- Typically begins in early July once blueberries are ready to harvest.
- Pickup along with your vegetables on your regular pickup day and location.
Farm Store – for on-farm pick up only; not available for New Haven delivery
- Our eggs, honey and tomato products will be available each week as long as we have them. Purchase at pickup along with your produce.
- Products from our partner farms and local vendors may be available as well.
Communications: We send out a weekly CSA newsletter during the harvest season, and additional messages throughout the year. Please read them. There is often helpful information in them, or important updates that might answer questions you have. We also share news, stories and photos on facebook and instagram.
If you have a question, request, feedback, or need to be in touch for any reason, emailing us at firstname.lastname@example.org is the best means of communication. This email is checked regularly, and we do our best to respond quickly. We’d love to talk with you when you are here on the farm and we can usually be found around the barn during CSA pickup hours, so grab our ears, pick our brains, chat us up or tell us what’s on your mind!
Bags: Please bring a reusable bag or box to take your produce home in. We will have compostable bags available for you if needed.
What if I miss a week?: If you are not able to make it to the farm to pick up your produce on a given week, you are welcome to have someone else pick up it up for you. Simply have them come to the farm or District on your behalf. Any produce that is not picked up will be donated, so know that it is put to good use! If you do miss a week, please understand that you are not entitled to additional produce on another week.
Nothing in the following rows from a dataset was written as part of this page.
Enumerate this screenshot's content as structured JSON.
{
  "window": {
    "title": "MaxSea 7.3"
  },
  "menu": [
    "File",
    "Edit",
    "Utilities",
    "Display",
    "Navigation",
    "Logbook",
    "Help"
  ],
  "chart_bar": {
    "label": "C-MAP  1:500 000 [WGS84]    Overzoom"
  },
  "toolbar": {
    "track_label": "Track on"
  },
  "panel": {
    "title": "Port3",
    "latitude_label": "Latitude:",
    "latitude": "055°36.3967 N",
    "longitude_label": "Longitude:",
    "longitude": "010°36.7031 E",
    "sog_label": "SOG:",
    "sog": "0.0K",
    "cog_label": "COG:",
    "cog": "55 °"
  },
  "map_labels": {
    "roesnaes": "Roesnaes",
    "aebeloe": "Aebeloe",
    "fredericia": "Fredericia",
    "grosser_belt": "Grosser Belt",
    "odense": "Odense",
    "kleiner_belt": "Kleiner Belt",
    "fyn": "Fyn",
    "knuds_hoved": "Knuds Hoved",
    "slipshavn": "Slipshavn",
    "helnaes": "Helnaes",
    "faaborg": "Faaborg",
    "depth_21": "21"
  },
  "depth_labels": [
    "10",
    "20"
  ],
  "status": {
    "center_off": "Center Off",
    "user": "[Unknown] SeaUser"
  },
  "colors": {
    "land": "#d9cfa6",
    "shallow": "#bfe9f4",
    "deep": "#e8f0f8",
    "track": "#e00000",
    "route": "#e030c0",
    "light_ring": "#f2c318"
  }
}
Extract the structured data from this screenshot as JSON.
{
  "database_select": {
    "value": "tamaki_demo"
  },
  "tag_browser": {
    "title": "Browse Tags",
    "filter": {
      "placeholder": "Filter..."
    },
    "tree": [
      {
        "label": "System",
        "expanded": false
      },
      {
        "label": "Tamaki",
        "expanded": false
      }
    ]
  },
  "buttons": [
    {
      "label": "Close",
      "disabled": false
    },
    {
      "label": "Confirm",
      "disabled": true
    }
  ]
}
Produce Donations: Part of the farm’s mission and commitment to the community is to donate produce to local hunger relief organizations, which is more important than ever right now. To make this happen, we harvest additional produce for donation on CSA distribution days. Any produce not picked up by our CSA members is added to that donation. Thus, if you can’t make it one week to get your vegetables, know that your produce will go to people in need and is never wasted.
Want more of our produce?: As our harvest allows, we will offer additional produce for sale at the farm. If you don’t see something you want available in the store, please do let us know when you are here and we’ll see if we can offer it. We will be at the Q House market at 197 Dixwell Ave in New Have on Wednesday afternoons from 3-6pm and some weekend markets again beginning in late July.
Payment plans, and final payments: If you signed up through GrownBy for weekly or monthly payment plans, your card will be charged automatically. Please make sure your card is up to date. If you paid by check and you still have a balance for the CSA, please send in your final payments, or email your payment plan to: email@example.com.
(203) 736-861841 Ford Road, Woodbridge, CT